● WHAT THE EXERCISE ASKS: Where the string "display" occurs in a line of the entries below, copy that line.

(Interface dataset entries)
-- Opening Marker --
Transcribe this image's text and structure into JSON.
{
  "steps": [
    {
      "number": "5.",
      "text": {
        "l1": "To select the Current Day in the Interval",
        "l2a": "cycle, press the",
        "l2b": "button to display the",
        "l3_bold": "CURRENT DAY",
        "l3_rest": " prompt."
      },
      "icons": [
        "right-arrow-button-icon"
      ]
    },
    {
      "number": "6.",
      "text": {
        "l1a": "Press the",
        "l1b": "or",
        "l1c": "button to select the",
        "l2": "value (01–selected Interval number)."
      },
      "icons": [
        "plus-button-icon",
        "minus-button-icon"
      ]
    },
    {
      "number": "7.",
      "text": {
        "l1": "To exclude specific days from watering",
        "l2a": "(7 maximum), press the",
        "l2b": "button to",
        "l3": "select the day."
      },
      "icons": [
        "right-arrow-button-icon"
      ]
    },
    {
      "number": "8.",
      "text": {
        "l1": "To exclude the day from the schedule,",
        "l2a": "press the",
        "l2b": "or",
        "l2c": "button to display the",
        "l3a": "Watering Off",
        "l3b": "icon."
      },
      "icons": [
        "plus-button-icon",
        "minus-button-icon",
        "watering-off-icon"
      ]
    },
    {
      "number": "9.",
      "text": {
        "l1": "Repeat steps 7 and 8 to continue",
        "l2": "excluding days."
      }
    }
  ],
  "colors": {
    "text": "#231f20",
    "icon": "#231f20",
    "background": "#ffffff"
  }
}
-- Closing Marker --
● RESPONSE AREA:
        "l2b": "button to display the",
        "l2c": "button to display the",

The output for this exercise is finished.